Louisiana Gov. John Bel Edwards has directed the Louisiana Department of Natural Resources to intervene in 39 lawsuits filed by three parishes against numerous energy companies, alleging damage to coastal wetlands by pipeline and other energy infrastructure/activities (see Daily GPI,Nov. 13, 2015;July 25, 2013). Plaquemines, Jefferson and Cameron are the parishes that are suing. Last month the state’s attorney general announced his office’s intervention in the lawsuits (see Daily GPI,March 16). “This intervention would ensure that the interests of the state of Louisiana are fully protected and that any money recovered in these suits will be spent on coastal restoration,” Edwards said. “The administration’s participation means that all of the coastal stakeholders are now at the table, and I look forward to working with the attorney general and the parishes to bring this matter to a resolution.”
Articles from Coastal
Louisiana’s attorney general (AG) is intervening in 39 lawsuits out of three parishes that allege hundreds of energy companies have damaged the state’s coastline over the years.
Although it is not specifically called out as a major regulatory checkpoint, for the third time in nearly two years, the Oregon Department of Land Conservation and Development (DLCD) has put on hold an application for coastal management certification for the proposed multi-billion-dollar Jordan Cove liquefied natural gas (LNG) project along the state’s south-central coast.
A state judge in Louisiana has ruled that a law passed earlier this year by the state’s legislature that prohibits state agencies and local governments from filing lawsuits against the oil and gas industry for damage to coastal wetlands does not apply to its main target, the South Louisiana Flood Protection Authority-East (SLFPA-E).
A bill to kill a mega-lawsuit against the oil and gas industry for damage to Louisiana’s coastal wetlands passed the state’s legislature on Friday and was on its way to Gov. Bobby Jindal for his signature.
The California Coastal Commission (CCC) was alerted Thursday to potential environmental impacts from the use of hydraulic fracturing (fracking) offshore along the Pacific Coast in both federal and state waters.
Kitimat, a coastal community in northwestern British Columbia (BC), which has its roots as a company town planned and built in the 1950s by the Aluminum Co. of Canada, is quickly becoming the company town for liquefied natural gas (LNG). Royal Dutch Shell plc on Thursday confirmed that it has purchased an marine import terminal there and now is exploring — with its Asian partners — its potential as an LNG export facility.
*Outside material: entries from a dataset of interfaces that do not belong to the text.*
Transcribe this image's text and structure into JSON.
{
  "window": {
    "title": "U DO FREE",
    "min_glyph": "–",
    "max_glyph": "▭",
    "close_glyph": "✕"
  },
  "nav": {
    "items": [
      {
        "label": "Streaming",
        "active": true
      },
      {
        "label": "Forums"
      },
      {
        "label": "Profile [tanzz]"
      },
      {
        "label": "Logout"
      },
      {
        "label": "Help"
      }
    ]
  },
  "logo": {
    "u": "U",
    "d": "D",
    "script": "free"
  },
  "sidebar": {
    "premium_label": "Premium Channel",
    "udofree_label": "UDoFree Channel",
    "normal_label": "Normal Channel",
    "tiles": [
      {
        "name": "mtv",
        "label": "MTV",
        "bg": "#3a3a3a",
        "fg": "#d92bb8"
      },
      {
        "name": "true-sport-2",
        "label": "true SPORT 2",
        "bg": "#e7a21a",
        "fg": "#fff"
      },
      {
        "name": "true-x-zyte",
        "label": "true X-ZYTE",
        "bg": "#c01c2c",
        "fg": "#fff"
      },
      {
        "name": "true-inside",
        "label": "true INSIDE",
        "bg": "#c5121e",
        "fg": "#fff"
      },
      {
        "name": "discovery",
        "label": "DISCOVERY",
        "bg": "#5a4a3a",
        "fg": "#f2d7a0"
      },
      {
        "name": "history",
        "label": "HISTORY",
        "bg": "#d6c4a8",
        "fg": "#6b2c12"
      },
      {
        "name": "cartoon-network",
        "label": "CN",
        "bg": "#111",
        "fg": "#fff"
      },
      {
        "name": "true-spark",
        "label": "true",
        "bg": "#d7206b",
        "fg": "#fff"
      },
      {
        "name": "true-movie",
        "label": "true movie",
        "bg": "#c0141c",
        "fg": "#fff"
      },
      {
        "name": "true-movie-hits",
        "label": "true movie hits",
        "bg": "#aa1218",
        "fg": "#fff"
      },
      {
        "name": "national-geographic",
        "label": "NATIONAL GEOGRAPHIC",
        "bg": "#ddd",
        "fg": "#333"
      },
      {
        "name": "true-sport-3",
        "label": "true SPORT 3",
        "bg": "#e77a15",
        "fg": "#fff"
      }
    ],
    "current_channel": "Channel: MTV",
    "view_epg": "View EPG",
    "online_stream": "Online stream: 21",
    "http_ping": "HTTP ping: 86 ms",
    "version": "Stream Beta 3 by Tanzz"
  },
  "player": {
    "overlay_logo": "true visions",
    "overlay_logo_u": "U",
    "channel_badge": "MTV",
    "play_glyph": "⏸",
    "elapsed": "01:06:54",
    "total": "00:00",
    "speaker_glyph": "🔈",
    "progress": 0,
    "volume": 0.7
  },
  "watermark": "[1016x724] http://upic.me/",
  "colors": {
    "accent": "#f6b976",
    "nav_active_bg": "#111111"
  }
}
Back in 2007 the United States was in store to get about 130 metric tons of liquefied natural gas (LNG) imports. However, North American shale gas plays have changed all that. But if hydraulic fracturing (fracking) well stimulation is outlawed or severely curtailed, it could be back to the future where LNG imports are concerned.
The post-Japan earthquake/tsunami political aftershocks continue in California with the state’s two major coastal nuclear generating plants receiving increased scrutiny from elected and regulatory officials even as utility operators and the Nuclear Regulatory Commission (NRC) assure the public that the plants are safe.